By Bill Knief
Posted in Uncategorized
Jimmy Santiago Baca is a highly respected poet and man of letters who rose to national prominence from prison and the barrios of Albuquerque.
The UNM-Taos CAMP program (the College Assistance Migrant Program) under the direction of Juan Montes has arrange a free public reading and Youth Slam in Bataan Hall, Friday (Aug. 29), 4-6 p.m., and the Town of Taos has issued a proclamation designating Aug. 29 as Jimmy Santiago Baca Day.

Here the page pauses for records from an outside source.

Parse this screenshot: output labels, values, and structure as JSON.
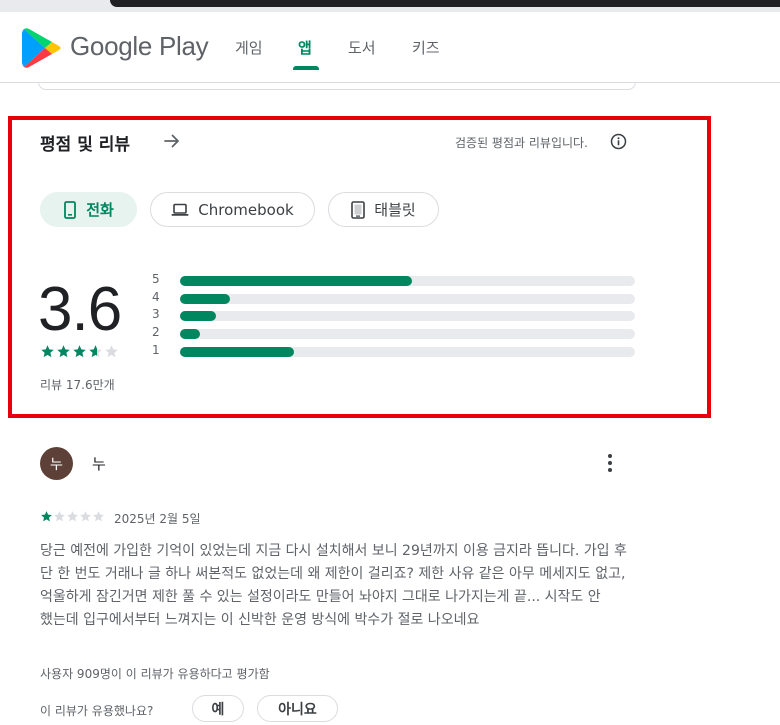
{
  "header": {
    "logo_text": "Google Play",
    "nav": [
      {
        "label": "게임",
        "active": false
      },
      {
        "label": "앱",
        "active": true
      },
      {
        "label": "도서",
        "active": false
      },
      {
        "label": "키즈",
        "active": false
      }
    ]
  },
  "ratings": {
    "title": "평점 및 리뷰",
    "verified_text": "검증된 평점과 리뷰입니다.",
    "device_tabs": [
      {
        "label": "전화",
        "icon": "phone-icon",
        "active": true
      },
      {
        "label": "Chromebook",
        "icon": "laptop-icon",
        "active": false
      },
      {
        "label": "태블릿",
        "icon": "tablet-icon",
        "active": false
      }
    ],
    "score": "3.6",
    "star_value": 3.6,
    "review_count": "리뷰 17.6만개",
    "distribution": [
      {
        "label": "5",
        "fraction": 0.51
      },
      {
        "label": "4",
        "fraction": 0.11
      },
      {
        "label": "3",
        "fraction": 0.08
      },
      {
        "label": "2",
        "fraction": 0.045
      },
      {
        "label": "1",
        "fraction": 0.25
      }
    ]
  },
  "review": {
    "avatar_letter": "누",
    "author": "누",
    "stars": 1,
    "date": "2025년 2월 5일",
    "text": "당근 예전에 가입한 기억이 있었는데 지금 다시 설치해서 보니 29년까지 이용 금지라 뜹니다. 가입 후 단 한 번도 거래나 글 하나 써본적도 없었는데 왜 제한이 걸리죠? 제한 사유 같은 아무 메세지도 없고, 억울하게 잠긴거면 제한 풀 수 있는 설정이라도 만들어 놔야지 그대로 나가지는게 끝... 시작도 안 했는데 입구에서부터 느껴지는 이 신박한 운영 방식에 박수가 절로 나오네요",
    "helpful_count": "사용자 909명이 이 리뷰가 유용하다고 평가함",
    "helpful_question": "이 리뷰가 유용했나요?",
    "yes_label": "예",
    "no_label": "아니요"
  },
  "colors": {
    "accent": "#01875f",
    "highlight": "#e8000b",
    "track": "#e8eaed"
  }
}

The first time I heard Baca read was decades ago in the old La Doña Luz Restaurant & Bar off Kit Carson Road, thanks to the Taos Poetry Circus and the savvy poetic duo, Anne MacNaughton and Peter Rabbit, who were the ringmasters for the Circus during its amazing 21-year run. At that time, I not only hadn’t read him, I hadn’t even heard of him.
It didn’t take long, though, before he became the challenger in the World Heavyweight Championship Poetry Bout in Taos, and then two-time World Heavyweight Champion Poet. He has won the Pushcart Prize, the American Book Award, the International Hispanic Heritage Award, the International Award and other prestigious recognitions.
That night in the back room of La Doña, Baca stood up, sipping a cocktail, and announced he was going to read from his semi-autobiographical epic poem “Martin” for the first time before a live audience. It started like this:
Pinos Wells —
an abandoned pueblo now.
The presence of those who lived
in these crumbling adobes
lingers in the air
like a picture
leaves its former presence on the wall.
I was struck by the powerful yet everyday imagery delivered in a direct, straightforward manner. Listening to Baca read his poetry was like having an intensely personal conversation with a passionate and thoughtful friend. The ghosts of people long gone compared to the outlines left behind by a picture no longer hanging on the wall is a metaphor that leaves no room for artifice.
Baca is no lightweight. Recounting his own abandonment by his parents, Martin recalls,
When mother and father
abandoned me, and the ancient hillgods of my emotions
in caves of my senses
I came forth into the dark world of freedom.
Perhaps it is this unflinching honesty, combined with the hard experiences of his life, that have caused Baca to direct his writings and teachings toward those who seek to overcome hardships. According to his website, in 2005 Baca created Cedar Tree Inc., a nonprofit foundation that works to give people of all walks of life the opportunity to become educated and improve their lives.
It’s not by accident that CAMP, which also serves students who are determined to overcome hardships, has made it possible for Taoseños to experience an evening with this remarkable man.
In addition to the reading, Baca will be joining the CAMP class during the day and conducting a professional development session with UNM-Taos English faculty. Baca has generously donated his honoraria for this event to Cedar Tree, Inc.